  • A pattern of discriminatory conduct, such as repeated instances of older employees being passed over for promotions or given negative performance evaluations.

Direct evidence of age discrimination can be powerful in proving an age discrimination case, as it provides a clear link between the employer’s actions and the employee’s age. However, direct evidence is not always available, and discrimination cases can also be proven using circumstantial evidence or statistical evidence.

If Regan’s complaint is accurate, Van Wagenen’s statements would be direct evidence of age discrimination.

Best Lawyer Blogs On Point:

How do I prove age discrimination without direct evidence?

The McDonnell Douglas test is a legal framework used in employment discrimination cases to determine whether there is sufficient evidence to support a claim of discrimination. This test is used in cases where direct evidence of discrimination is not available, and it allows employees to prove discrimination using circumstantial evidence.

To prove age discrimination using the McDonnell Douglas test, an employee must satisfy the following elements:

  1. The employee is a member of a protected class: In age discrimination cases, this means the employee must be 40 years of age or older.
  2. The employee was qualified for the position: The employee must show that they met the employer’s requirements for the position, such as education, experience, and skills.
  3. The employee suffered an adverse employment action: This could include termination, demotion, a failure to promote, or failure to hire.
  4. The employer treated similarly situated employees outside of the protected class more favorably: The employee must show that other employees who were similarly qualified and who were substantially younger were treated more favorably by the employer. This can be accomplished by showing that a terminated employee was replaced by a substantially younger employee; or that a substantially younger employee was hired or promoted over the plaintiff-employee.

If the employee can establish these elements, the burden then shifts to the employer to provide a legitimate, nondiscriminatory reason for the adverse employment action. If the employer provides such a reason, the burden then shifts back to the employee to show that the employer’s stated reason is pretextual, or a cover-up for discriminatory intent.

By using the McDonnell Douglas test, an employee can prove age discrimination without direct evidence by showing that the employer’s actions were motivated by the employee’s age, and that the employer’s stated reasons for the adverse employment action were pretextual.

Given that the Mets hired Jeremy Hefner, 33, instead of Regan, there should be no dispute on the prima facie elements of the age discrimination claim – even if the direct evidence is ignored.
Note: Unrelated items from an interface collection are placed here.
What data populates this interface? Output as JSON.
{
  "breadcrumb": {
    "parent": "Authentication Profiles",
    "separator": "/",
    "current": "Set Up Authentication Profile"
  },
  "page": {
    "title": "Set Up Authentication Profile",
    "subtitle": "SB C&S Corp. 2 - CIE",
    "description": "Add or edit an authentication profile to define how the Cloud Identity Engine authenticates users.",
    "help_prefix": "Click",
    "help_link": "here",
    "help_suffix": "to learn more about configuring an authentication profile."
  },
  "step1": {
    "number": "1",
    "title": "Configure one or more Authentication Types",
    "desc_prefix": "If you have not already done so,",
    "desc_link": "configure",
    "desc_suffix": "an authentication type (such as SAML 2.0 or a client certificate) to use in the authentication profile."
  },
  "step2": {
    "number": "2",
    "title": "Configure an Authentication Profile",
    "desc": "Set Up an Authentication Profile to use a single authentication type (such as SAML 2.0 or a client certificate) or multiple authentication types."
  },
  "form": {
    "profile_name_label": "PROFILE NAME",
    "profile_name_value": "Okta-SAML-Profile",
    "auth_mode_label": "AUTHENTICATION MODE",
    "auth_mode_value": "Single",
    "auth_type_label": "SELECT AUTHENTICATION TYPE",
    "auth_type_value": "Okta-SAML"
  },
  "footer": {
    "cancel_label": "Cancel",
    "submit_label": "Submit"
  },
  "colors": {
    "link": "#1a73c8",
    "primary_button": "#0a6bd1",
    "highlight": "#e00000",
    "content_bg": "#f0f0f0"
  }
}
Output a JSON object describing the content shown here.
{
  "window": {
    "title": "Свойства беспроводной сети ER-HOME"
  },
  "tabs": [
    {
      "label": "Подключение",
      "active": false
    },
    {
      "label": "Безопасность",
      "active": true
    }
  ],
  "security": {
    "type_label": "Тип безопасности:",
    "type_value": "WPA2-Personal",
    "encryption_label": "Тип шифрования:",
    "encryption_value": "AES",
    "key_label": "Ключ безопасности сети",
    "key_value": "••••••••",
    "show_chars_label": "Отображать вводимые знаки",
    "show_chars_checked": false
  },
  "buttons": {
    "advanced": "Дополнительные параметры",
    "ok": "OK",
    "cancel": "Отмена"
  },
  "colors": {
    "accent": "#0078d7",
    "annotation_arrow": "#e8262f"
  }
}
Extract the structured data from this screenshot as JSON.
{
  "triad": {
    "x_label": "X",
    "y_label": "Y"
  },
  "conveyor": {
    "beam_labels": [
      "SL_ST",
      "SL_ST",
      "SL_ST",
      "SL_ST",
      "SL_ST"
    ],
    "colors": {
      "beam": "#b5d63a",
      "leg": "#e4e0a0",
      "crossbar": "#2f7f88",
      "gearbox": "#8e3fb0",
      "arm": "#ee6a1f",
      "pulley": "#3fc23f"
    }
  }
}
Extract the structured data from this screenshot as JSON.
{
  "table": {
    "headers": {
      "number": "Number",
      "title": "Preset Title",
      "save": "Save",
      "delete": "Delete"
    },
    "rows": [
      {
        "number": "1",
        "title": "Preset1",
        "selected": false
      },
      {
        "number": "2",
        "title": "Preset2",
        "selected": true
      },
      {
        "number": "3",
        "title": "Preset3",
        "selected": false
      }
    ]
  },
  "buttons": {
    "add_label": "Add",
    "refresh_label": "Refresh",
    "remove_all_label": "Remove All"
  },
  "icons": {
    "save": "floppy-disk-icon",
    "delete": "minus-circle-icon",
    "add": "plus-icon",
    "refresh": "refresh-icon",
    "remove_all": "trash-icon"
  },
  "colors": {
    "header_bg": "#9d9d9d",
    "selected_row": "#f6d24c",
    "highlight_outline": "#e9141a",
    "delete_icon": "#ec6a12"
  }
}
This means that the next step is for the Mets to state a legitimate business reason for this decision that has nothing to do with Regan’s age. The team has not done so yet.

Best Lawyer Blogs On Point:

What can I do if I was fired for being too old?

If you are an employee over the age of 40 years old and believe that you are being discriminated against or fired because of your age, your best option is call the largest focused employee’s rights law firm in your state. Spitz, The Employee’s Law Firm is the third largest dedicated employee’s rights firm in the United States. You should call Spitz as quickly as possible to schedule a free and confidential consultation. (Read: What is the Spitz No Fee Guarantee?).

Best Lawyer Blogs On Point:


This employment law website is an advertisement. The wrongful termination and failure to hire materials available at the top of the age discrimination blog page and on this employment law website are for informational purposes only and not for the purpose of providing legal advice. Use and access to this employment law website or any of the links contained within the site do not create an attorney-client relationship for your employment law needs. The legal opinions expressed at or through this site are the opinions of the individual lawyer and may not reflect the opinions of The Spitz Law Firm, Brian Spitz, or any individual attorney.

"" "